As usual, our tunnel vision, black and white, keep it simple bureaucrats and military commanders, could benefit greatly by immersing themselves in the study of cultural anthropology, focused on backward, to our way of thinking, people. They need to understand that because a geographical area on the planet has been given a name, Afghanistan for example, it doesn't follow that such an area is a successful nation state in our sense of the term. At best the successful cultural and political unit is the tribe.

The disconnect, as in trust and respect, between the tribes and the Kabul government is obvious. The only thing they seem to have in common is the assumption that corruption is a part of, and way of living.

As we get more involved in Yemen, as it seems we are, we will find this true in that inhospitable land as well. Al Qaeda needs sanctuaries that tribal cultures can provide; locals they can woo and bribe, who will, as tribes do, protect them as their own. There are many such cultures available to them; those in the lands called Pakistan and Afghanistan are clear examples, and they see Yemen and Somalia as other lands, nations in name only, in which to thrive, thanks to the sanctuaries of inhospitable, to outsiders like ourselves, terrain and indigent peoples.

One of the great ironies in history, as I see it, is that America exists today because tribal like units in the colonies, used guerrilla tactics to defeat the disciplined, trained, hierarchical, top down command and control, British Army, but since then we've reverted to that same top down, command and control strategic model our revolutionary, guerrilla colonists fended off.

It seems to me that, historically, the usual outcome of such conflicts, those pitting close to the land defenders against regimented would be colonial occupiers, could more accurately be described not as defeating the enemy so much as denying it victory.

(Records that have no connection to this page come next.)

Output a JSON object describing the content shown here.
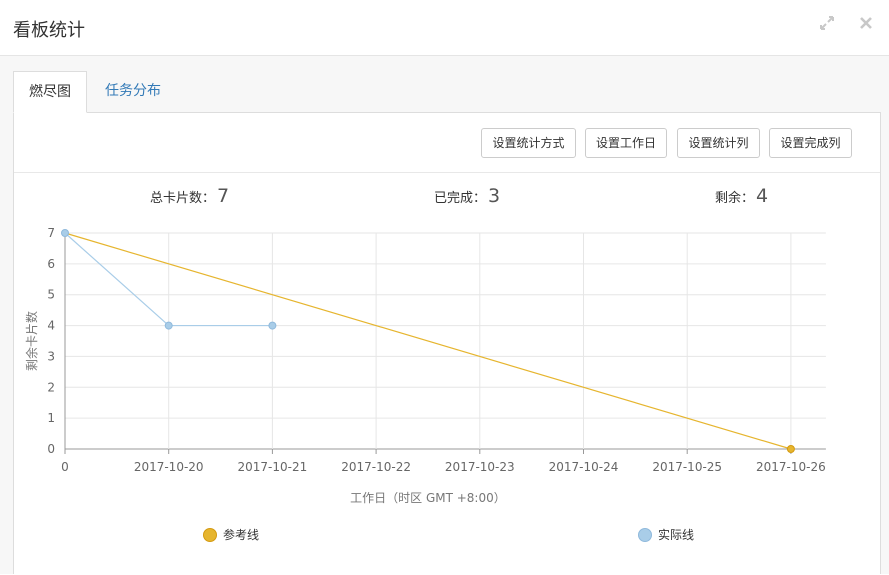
{
  "modal": {
    "title": "看板统计",
    "expand_icon": "expand-icon",
    "close_icon": "close-icon"
  },
  "tabs": [
    {
      "label": "燃尽图",
      "active": true
    },
    {
      "label": "任务分布",
      "active": false
    }
  ],
  "toolbar": {
    "buttons": [
      "设置统计方式",
      "设置工作日",
      "设置统计列",
      "设置完成列"
    ]
  },
  "stats": {
    "total_label": "总卡片数：",
    "total_value": "7",
    "done_label": "已完成：",
    "done_value": "3",
    "remain_label": "剩余：",
    "remain_value": "4"
  },
  "chart_data": {
    "type": "line",
    "x_categories": [
      "0",
      "2017-10-20",
      "2017-10-21",
      "2017-10-22",
      "2017-10-23",
      "2017-10-24",
      "2017-10-25",
      "2017-10-26"
    ],
    "ylim": [
      0,
      7
    ],
    "yticks": [
      0,
      1,
      2,
      3,
      4,
      5,
      6,
      7
    ],
    "xlabel": "工作日（时区 GMT +8:00）",
    "ylabel": "剩余卡片数",
    "grid": true,
    "legend_position": "bottom",
    "series": [
      {
        "name": "参考线",
        "color": "#e6b52e",
        "points": [
          [
            0,
            7
          ],
          [
            7,
            0
          ]
        ],
        "marker_indices": [
          1
        ]
      },
      {
        "name": "实际线",
        "color": "#a9cde8",
        "points": [
          [
            0,
            7
          ],
          [
            1,
            4
          ],
          [
            2,
            4
          ]
        ],
        "marker_indices": [
          0,
          1,
          2
        ]
      }
    ]
  }
}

The psychological, perhaps spiritual, advantage which defenders have over offenders of their lands and cultures is at least two fold, which on first blush might seem to be inconsistent in terms of human nature. One is passion and the other is patience. Passion without patience can be vulnerable to destruction and defeat. Passion with patience is likely to prevail in most conflicts in which humanity is prone to engage.

You heard it here first. I want my epitaph, carved into my headstone, to read, "When Will We Ever Learn?"

Lighthouse Keeper

No comments:

Site Meter